* What you should do
Which lines of the data below include the string "value"? Return each of them.

Items from an interface collection:
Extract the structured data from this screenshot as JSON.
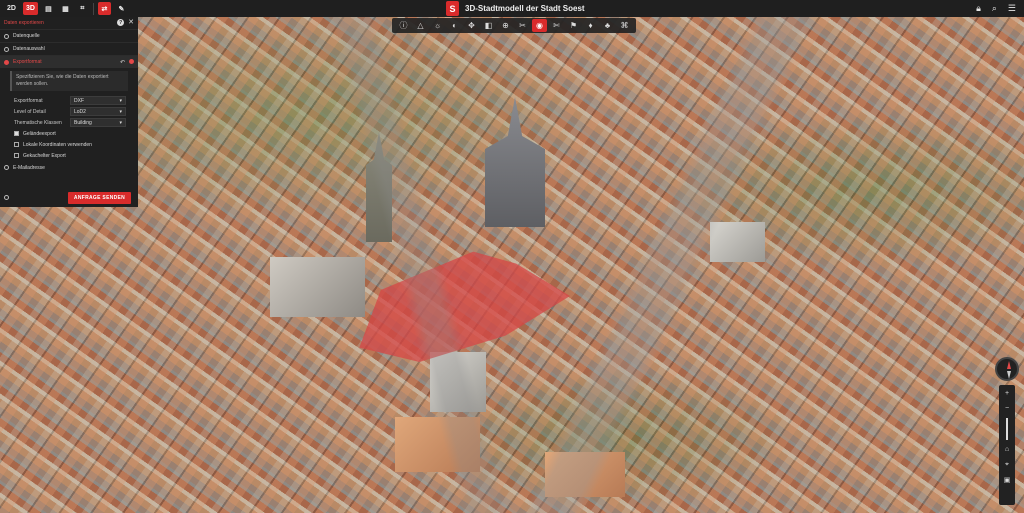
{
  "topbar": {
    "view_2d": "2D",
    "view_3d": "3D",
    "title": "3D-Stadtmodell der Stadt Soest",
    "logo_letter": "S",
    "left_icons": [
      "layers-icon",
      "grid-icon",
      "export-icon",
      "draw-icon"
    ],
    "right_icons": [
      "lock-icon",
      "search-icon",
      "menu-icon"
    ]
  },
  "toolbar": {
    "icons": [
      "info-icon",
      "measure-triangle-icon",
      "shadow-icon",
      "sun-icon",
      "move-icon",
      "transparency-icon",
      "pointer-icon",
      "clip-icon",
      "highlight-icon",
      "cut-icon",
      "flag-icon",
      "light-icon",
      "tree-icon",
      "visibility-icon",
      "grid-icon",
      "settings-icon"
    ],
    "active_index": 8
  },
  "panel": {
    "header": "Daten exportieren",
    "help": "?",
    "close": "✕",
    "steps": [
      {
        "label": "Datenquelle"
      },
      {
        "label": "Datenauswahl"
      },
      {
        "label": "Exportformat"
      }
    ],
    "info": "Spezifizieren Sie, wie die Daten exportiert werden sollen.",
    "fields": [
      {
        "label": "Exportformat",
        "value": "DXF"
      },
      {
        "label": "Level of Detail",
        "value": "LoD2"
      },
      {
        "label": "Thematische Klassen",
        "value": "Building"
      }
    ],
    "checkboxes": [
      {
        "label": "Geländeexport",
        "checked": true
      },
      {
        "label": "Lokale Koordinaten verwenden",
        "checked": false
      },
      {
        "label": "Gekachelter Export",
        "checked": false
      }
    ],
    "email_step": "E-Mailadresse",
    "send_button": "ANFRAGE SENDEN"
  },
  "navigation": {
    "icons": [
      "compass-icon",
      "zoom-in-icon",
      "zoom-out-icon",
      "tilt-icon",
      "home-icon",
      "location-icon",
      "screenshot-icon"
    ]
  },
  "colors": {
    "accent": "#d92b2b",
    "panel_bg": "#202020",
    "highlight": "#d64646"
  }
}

* Task result
        "value": "DXF"
        "value": "LoD2"
        "value": "Building"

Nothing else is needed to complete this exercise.